“It’s not every day that someone from Michigan is applauded at Notre Dame,” University of Michigan President Mary Sue Coleman said today (May 19) during her Commencement address at the University.
Today was clearly not just any day at Notre Dame, but a notable day when the University’s Graduate School held its first distinct commencement ceremony in the Leighton Concert Hall of the DeBartolo Center for the Performing Arts.
In previous years, students who earned master’s and doctoral degrees attended a combined Sunday University ceremony in the Joyce Center.

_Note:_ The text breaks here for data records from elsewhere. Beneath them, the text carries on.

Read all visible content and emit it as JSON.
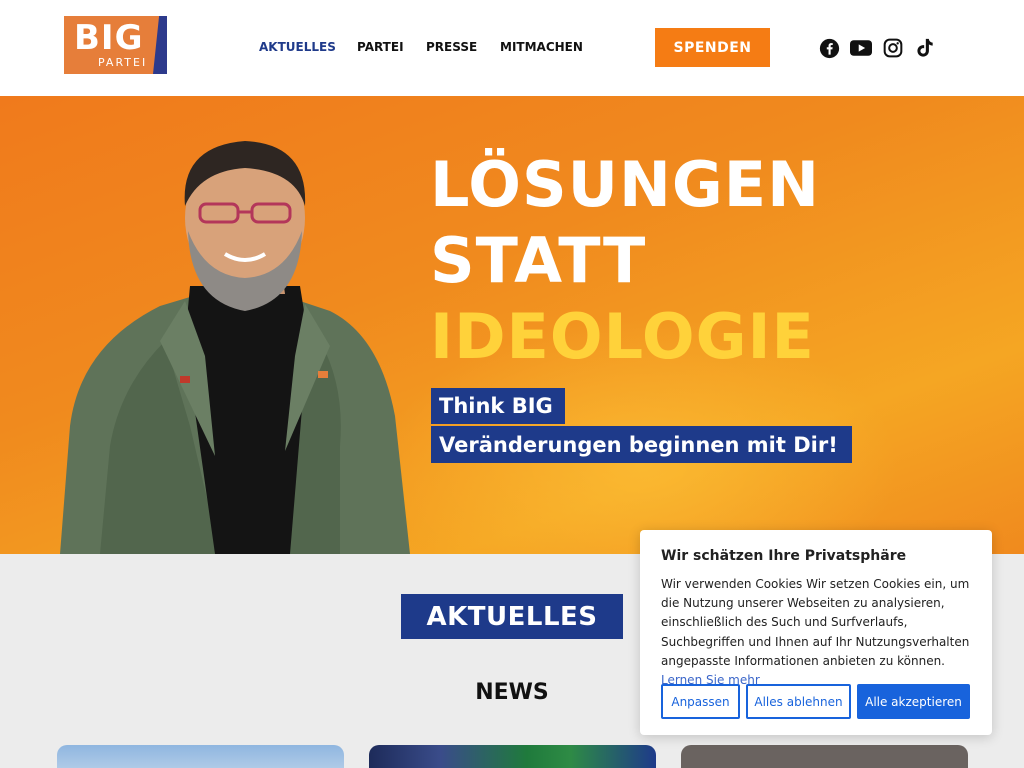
{
  "header": {
    "logo_big": "BIG",
    "logo_partei": "PARTEI",
    "nav": [
      {
        "label": "AKTUELLES",
        "active": true
      },
      {
        "label": "PARTEI",
        "active": false
      },
      {
        "label": "PRESSE",
        "active": false
      },
      {
        "label": "MITMACHEN",
        "active": false
      }
    ],
    "donate_label": "SPENDEN",
    "social_icons": [
      "facebook-icon",
      "youtube-icon",
      "instagram-icon",
      "tiktok-icon"
    ]
  },
  "hero": {
    "headline_line1": "LÖSUNGEN",
    "headline_line2": "STATT",
    "headline_line3": "IDEOLOGIE",
    "tagline1": "Think BIG",
    "tagline2": "Veränderungen beginnen mit Dir!"
  },
  "section": {
    "badge": "AKTUELLES",
    "news_title": "NEWS"
  },
  "cookie": {
    "title": "Wir schätzen Ihre Privatsphäre",
    "text": "Wir verwenden Cookies Wir setzen Cookies ein, um die Nutzung unserer Webseiten zu analysieren, einschließlich des Such und Surfverlaufs, Suchbegriffen und Ihnen auf Ihr Nutzungsverhalten angepasste Informationen anbieten zu können.",
    "link": "Lernen Sie mehr",
    "btn_customize": "Anpassen",
    "btn_reject": "Alles ablehnen",
    "btn_accept": "Alle akzeptieren"
  },
  "colors": {
    "brand_orange": "#f57c14",
    "brand_blue": "#1e3a8a",
    "headline_yellow": "#ffd23a",
    "cookie_blue": "#1863dc"
  }
}
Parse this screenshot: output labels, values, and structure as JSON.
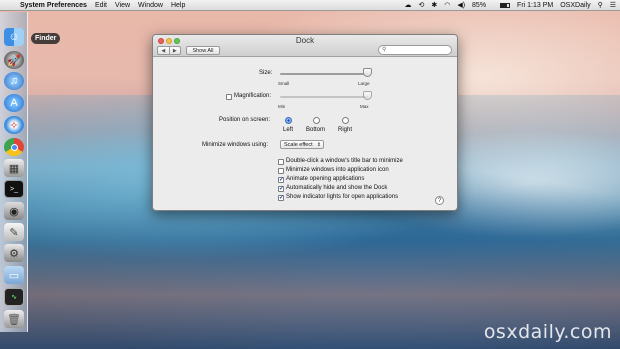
{
  "menubar": {
    "app": "System Preferences",
    "menus": [
      "Edit",
      "View",
      "Window",
      "Help"
    ],
    "battery": "85%",
    "clock": "Fri 1:13 PM",
    "user": "OSXDaily"
  },
  "dock": {
    "tooltip": "Finder",
    "items": [
      "finder-icon",
      "launchpad-icon",
      "itunes-icon",
      "app-store-icon",
      "safari-icon",
      "chrome-icon",
      "preview-icon",
      "terminal-icon",
      "boot-camp-icon",
      "textedit-icon",
      "grapher-icon",
      "applications-folder-icon",
      "activity-monitor-icon",
      "trash-icon"
    ]
  },
  "window": {
    "title": "Dock",
    "show_all": "Show All",
    "search_placeholder": ""
  },
  "dock_prefs": {
    "size_label": "Size:",
    "size_small": "Small",
    "size_large": "Large",
    "size_value": 1.0,
    "magnification_label": "Magnification:",
    "magnification_min": "Min",
    "magnification_max": "Max",
    "magnification_checked": false,
    "magnification_value": 1.0,
    "position_label": "Position on screen:",
    "positions": [
      "Left",
      "Bottom",
      "Right"
    ],
    "position_selected": "Left",
    "minimize_label": "Minimize windows using:",
    "minimize_effect": "Scale effect",
    "options": [
      {
        "label": "Double-click a window's title bar to minimize",
        "checked": false
      },
      {
        "label": "Minimize windows into application icon",
        "checked": false
      },
      {
        "label": "Animate opening applications",
        "checked": true
      },
      {
        "label": "Automatically hide and show the Dock",
        "checked": true
      },
      {
        "label": "Show indicator lights for open applications",
        "checked": true
      }
    ],
    "help": "?"
  },
  "watermark": "osxdaily.com"
}
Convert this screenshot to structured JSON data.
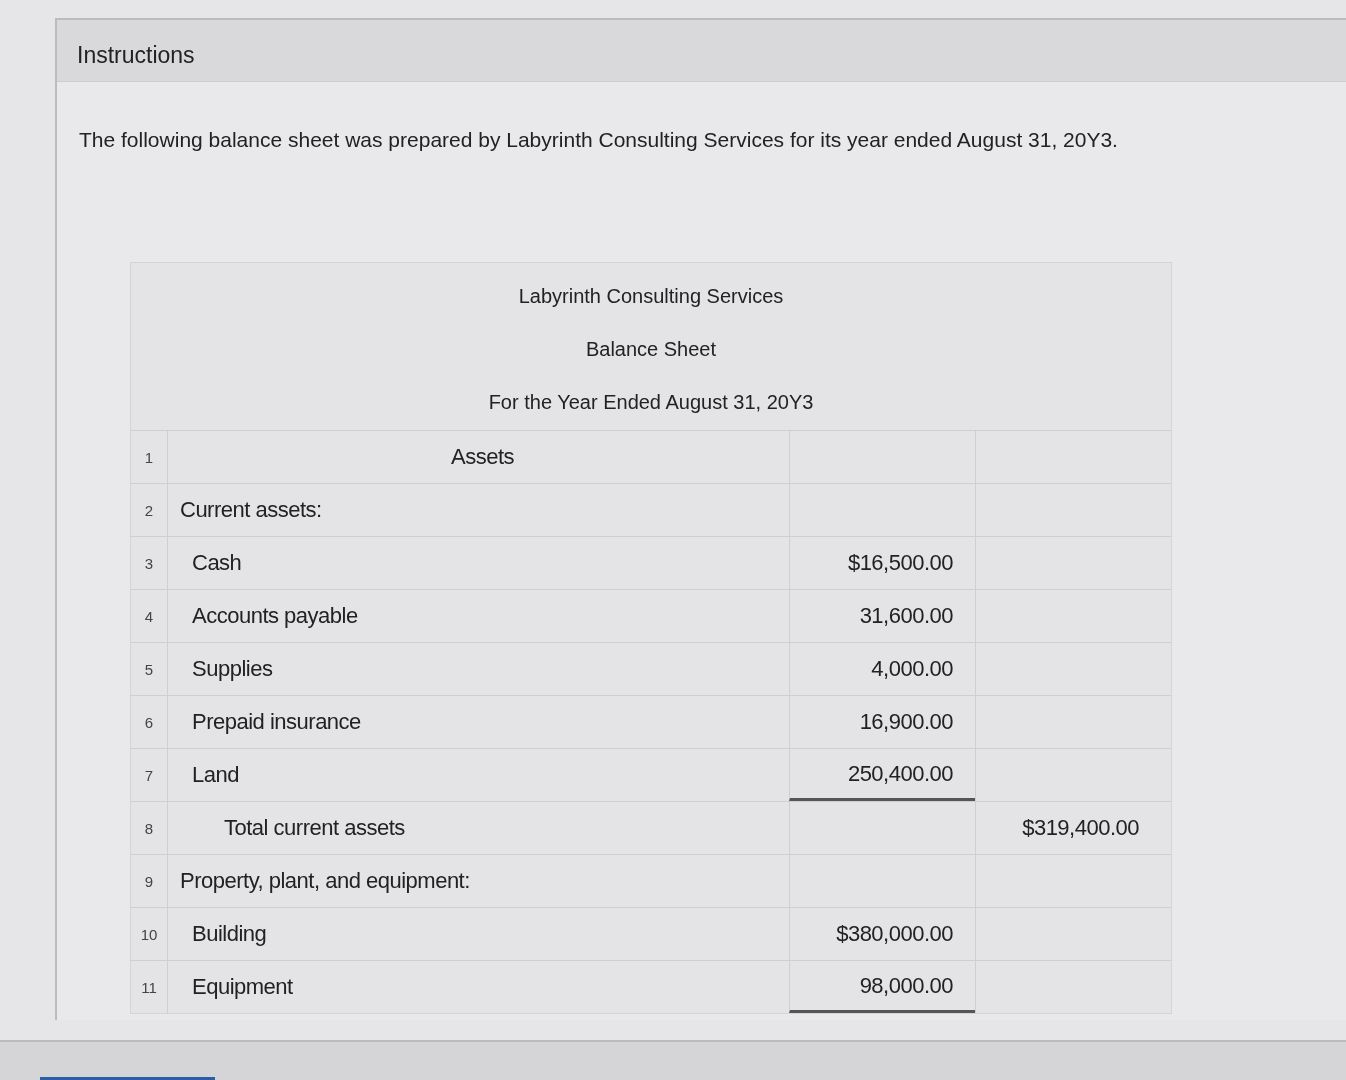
{
  "instructions": {
    "title": "Instructions",
    "text": "The following balance sheet was prepared by Labyrinth Consulting Services for its year ended August 31, 20Y3."
  },
  "balance_sheet": {
    "heading": [
      "Labyrinth Consulting Services",
      "Balance Sheet",
      "For the Year Ended August 31, 20Y3"
    ],
    "rows": [
      {
        "number": "1",
        "kind": "section",
        "label": "Assets",
        "amount": "",
        "total": "",
        "underlined": false
      },
      {
        "number": "2",
        "kind": "heading",
        "label": "Current assets:",
        "amount": "",
        "total": "",
        "underlined": false
      },
      {
        "number": "3",
        "kind": "item",
        "label": "Cash",
        "amount": "$16,500.00",
        "total": "",
        "underlined": false
      },
      {
        "number": "4",
        "kind": "item",
        "label": "Accounts payable",
        "amount": "31,600.00",
        "total": "",
        "underlined": false
      },
      {
        "number": "5",
        "kind": "item",
        "label": "Supplies",
        "amount": "4,000.00",
        "total": "",
        "underlined": false
      },
      {
        "number": "6",
        "kind": "item",
        "label": "Prepaid insurance",
        "amount": "16,900.00",
        "total": "",
        "underlined": false
      },
      {
        "number": "7",
        "kind": "item",
        "label": "Land",
        "amount": "250,400.00",
        "total": "",
        "underlined": true
      },
      {
        "number": "8",
        "kind": "total",
        "label": "Total current assets",
        "amount": "",
        "total": "$319,400.00",
        "underlined": false
      },
      {
        "number": "9",
        "kind": "heading",
        "label": "Property, plant, and equipment:",
        "amount": "",
        "total": "",
        "underlined": false
      },
      {
        "number": "10",
        "kind": "item",
        "label": "Building",
        "amount": "$380,000.00",
        "total": "",
        "underlined": false
      },
      {
        "number": "11",
        "kind": "item",
        "label": "Equipment",
        "amount": "98,000.00",
        "total": "",
        "underlined": true
      }
    ]
  }
}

Freed from the time constraints of the University-wide ceremony, the Graduate School had an opportunity to recognize the 116 master’s and 114 doctoral recipients in attendance and present several special awards.
Coleman, a distinguished biochemist who has served as president of Michigan since 2002, was the principal speaker for the event.
“You are unique because you are the first class of graduate students to be honored with your own ceremony at this historic institution,” Coleman told the graduates. “And you are unique because as that first class, you are the role models for a University that is telling the world: we take graduate education and research very seriously at Notre Dame.”
Coleman lauded the commitment to research and graduate education.
“This is a noble effort for Notre Dame, and a needed effort for our nation,” she said. “Society is hungry for talented scientists, engineers, humanists, architects and social scientists, and is looking to our best universities for answers and solutions to the challenges that face us.”
Coleman urged the graduates to apply their intellect, in the words of one of her predecessors as Michigan president, Henry Tappan, “in whatever direction they choose.”
“With your talents and your creativity, you are entering all arenas of our changing world with your critical thinking, your research prowess, and your passion for compassion,” she said. “You are going to enhance your communities, our universities, our corporations, and our public institutions.”
Notre Dame President, Rev. John Jenkins, C.S.C., and its provost, Thomas Burish, were in attendance at the event.
The ceremonies were led by Don Pope-Davis, dean of the Graduate School, and were attended by other University academic officers and deans.
The school’s first commencement also featured the presentation of Eli J. and Helen Shaheen Graduate School Awards to the top graduating doctoral degree recipients in the humanities, social sciences, science and engineering. The honorees were Matthew Grow, in history; Joshua D. Cameron, in aerospace and mechanical engineering; Joseph R. Rausch, in psychology; and Dori Woods, in biological sciences.
Julia Knight, Charles L. Huisking Professor of Mathematics and director of graduate studies for mathematics since 2003, was presented with the University’s James A. Burns, C.S.C., Graduate School Award during the ceremony. The award is given annually to a faculty member for distinction in graduate teaching or other exemplary contributions to graduate education and honors the first Notre Dame president with an advanced degree.
To further celebrate its first distinct commencement, the Graduate School presented its inaugural Distinguished Alumnus Award to Saskia Sassen, Ralph Lewis Professor of Sociology at the University of Chicago and Centennial Visiting Professor at the London School of Economics. Sassen, who earned her doctorate in sociology and economics in 1974, is recognized as one of the world’s most important social science voices on the subject of globalization.
Originally published by newsinfo.nd.edu on May 19, 2007.at